Well, the safe speed is variable and depends on a variety of specific circumstances. For example, on a certain road, 40 miles per hour might be safe when the conditions are perfect. However, the same speed can be considered dangerous if the road is slippery and there’s excessive rain.

Absolute Specified Speed Limits

As we have mentioned the actual law behind the absolute speed limits, it’s time to provide more substance in the precise enumeration of these limits. An absolute speed limit is exactly what it means, it’s the absolute maximum speed that a driver can make use of on a specific roadway.

A driver who gets caught exceeding this limit does not have any defense based on arguments that the speed was safe and reasonable. The state of Louisiana has maximum limits that define violated driving in excess of:

  1. 65 mph on multi-lane divided highways that have no control or partial control for access
  2. 75 mph on controlled-access or interstate highways

In any case, the absolute speed limits are almost always posted throughout the state. However, here are some examples:

  1. 55 mph on undivided two-lane roads
  2. 60 mph on freeways and urban interstates
  3. 65 mp on multi-lane divided highways with no access control or partial control
  4. 70 mph on posted interstates
  5. 75 mph along the Interstate 49 for 154 miles

There are specific limits for school and residential zones, and the speeds might be posted with specific hours. And in some cases, there are flashing lights that are active during these hours.

What Is the Penalty for Exceeding Speed Limits In Louisiana?
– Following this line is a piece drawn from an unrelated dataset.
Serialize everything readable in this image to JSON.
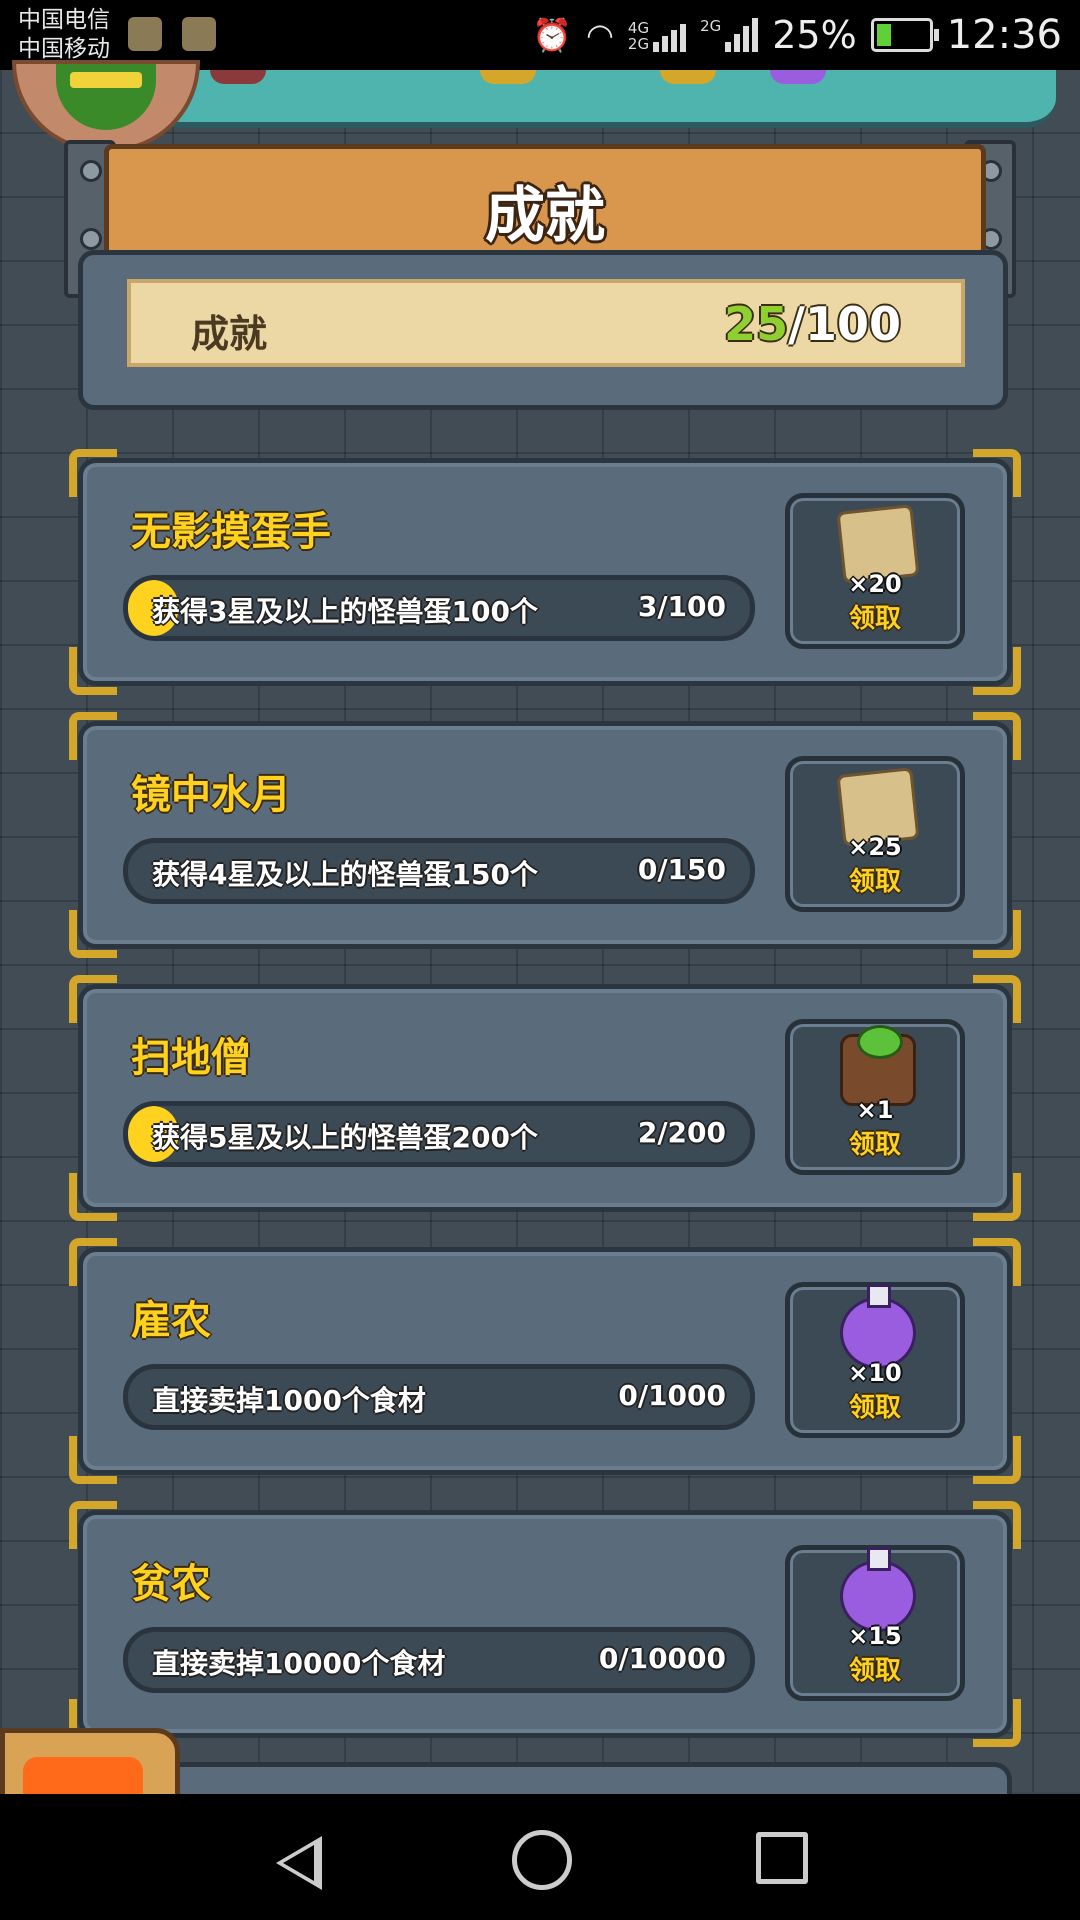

Can You Go to Jail for Speeding?

Once again, the extent to which the penalty is suggested is determined by the past presence of violations, the severity of the violation, and a variety of other factors.

However, a first-time violator can expect to be fined up to $175, and an additional $5 for the Traumatic Head and Spinal Cord Injury Trust Fund.

Also, they can have their license suspended for up to an entire year. However, can you go to jail for speeding?

In Louisiana, yes. A first-time violator can be sentenced to 30 days of jail time.

Speeding Defense for You

Now that you know that you can go to jail for speeding, you might rethink your plan of defense for this case. Whatever you choose to do, it will be the right thing to do. However, it might not be the best thing to do.

If you’re interested in potentially averting the negative side-effects of this speeding violation, get in touch with us and we will happily accommodate your needs and help you get back on the road.